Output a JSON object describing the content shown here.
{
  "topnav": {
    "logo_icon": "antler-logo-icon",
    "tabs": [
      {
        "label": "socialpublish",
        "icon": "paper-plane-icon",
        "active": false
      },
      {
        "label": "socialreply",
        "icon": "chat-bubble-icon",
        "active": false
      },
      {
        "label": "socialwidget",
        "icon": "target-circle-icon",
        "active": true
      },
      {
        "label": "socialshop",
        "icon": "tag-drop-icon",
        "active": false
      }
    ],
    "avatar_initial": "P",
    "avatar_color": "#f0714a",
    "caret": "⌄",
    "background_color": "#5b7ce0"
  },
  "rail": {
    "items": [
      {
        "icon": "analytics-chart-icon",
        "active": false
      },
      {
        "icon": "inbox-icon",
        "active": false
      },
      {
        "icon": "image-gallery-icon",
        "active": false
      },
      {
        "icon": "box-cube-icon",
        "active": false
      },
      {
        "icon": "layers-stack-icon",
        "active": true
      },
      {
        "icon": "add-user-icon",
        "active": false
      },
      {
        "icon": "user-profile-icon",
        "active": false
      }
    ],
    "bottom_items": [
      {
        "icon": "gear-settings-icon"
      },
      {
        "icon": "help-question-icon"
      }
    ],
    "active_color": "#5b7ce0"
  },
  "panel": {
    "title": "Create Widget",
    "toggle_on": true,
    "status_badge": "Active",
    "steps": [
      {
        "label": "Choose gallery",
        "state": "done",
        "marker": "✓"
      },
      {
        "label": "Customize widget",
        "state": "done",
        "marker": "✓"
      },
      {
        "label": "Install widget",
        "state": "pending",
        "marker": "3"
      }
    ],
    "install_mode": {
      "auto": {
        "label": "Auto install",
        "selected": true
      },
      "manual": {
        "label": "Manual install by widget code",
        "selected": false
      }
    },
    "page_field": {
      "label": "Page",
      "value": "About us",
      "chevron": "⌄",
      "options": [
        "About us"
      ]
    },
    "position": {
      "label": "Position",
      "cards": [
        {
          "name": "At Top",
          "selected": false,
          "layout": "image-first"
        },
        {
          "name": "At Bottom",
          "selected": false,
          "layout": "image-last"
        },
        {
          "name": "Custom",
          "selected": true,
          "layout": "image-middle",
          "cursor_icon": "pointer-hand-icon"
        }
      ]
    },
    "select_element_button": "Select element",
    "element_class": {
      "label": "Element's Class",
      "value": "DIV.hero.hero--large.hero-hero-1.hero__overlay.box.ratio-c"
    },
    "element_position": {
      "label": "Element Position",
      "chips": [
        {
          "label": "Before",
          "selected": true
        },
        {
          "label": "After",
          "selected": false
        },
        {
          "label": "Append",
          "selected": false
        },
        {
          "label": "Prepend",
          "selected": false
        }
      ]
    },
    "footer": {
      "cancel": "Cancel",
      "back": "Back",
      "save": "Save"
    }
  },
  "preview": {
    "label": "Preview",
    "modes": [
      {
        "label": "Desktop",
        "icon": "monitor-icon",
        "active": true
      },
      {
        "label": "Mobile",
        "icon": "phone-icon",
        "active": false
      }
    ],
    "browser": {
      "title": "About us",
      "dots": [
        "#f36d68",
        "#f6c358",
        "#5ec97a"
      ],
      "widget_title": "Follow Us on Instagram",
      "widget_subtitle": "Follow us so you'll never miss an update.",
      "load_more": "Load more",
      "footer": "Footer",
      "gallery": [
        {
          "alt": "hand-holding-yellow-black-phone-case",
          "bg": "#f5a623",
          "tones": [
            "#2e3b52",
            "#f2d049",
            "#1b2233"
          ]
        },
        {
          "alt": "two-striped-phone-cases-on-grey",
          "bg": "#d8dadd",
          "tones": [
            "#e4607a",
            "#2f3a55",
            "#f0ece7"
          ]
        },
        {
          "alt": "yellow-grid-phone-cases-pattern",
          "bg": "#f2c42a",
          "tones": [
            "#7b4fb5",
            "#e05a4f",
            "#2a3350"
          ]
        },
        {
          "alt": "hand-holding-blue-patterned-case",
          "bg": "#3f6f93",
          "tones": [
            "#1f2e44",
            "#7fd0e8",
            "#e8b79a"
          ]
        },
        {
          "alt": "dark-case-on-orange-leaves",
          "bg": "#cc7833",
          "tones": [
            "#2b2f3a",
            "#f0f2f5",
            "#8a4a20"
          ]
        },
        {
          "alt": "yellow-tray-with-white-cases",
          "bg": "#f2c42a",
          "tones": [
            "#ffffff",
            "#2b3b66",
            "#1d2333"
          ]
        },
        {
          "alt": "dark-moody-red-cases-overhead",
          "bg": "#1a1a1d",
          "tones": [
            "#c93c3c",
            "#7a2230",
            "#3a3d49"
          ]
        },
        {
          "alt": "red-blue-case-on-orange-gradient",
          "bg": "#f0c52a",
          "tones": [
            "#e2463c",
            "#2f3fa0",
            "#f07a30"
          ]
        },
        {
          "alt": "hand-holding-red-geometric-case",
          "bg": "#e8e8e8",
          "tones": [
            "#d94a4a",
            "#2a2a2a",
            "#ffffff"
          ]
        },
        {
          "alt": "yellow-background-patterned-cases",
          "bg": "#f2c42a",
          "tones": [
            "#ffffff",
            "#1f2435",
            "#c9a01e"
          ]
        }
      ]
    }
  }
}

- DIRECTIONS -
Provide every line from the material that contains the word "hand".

- ANSWER TO THE PROBLEM -
          "cursor_icon": "pointer-hand-icon"
          "alt": "hand-holding-yellow-black-phone-case",
          "alt": "hand-holding-blue-patterned-case",
          "alt": "hand-holding-red-geometric-case",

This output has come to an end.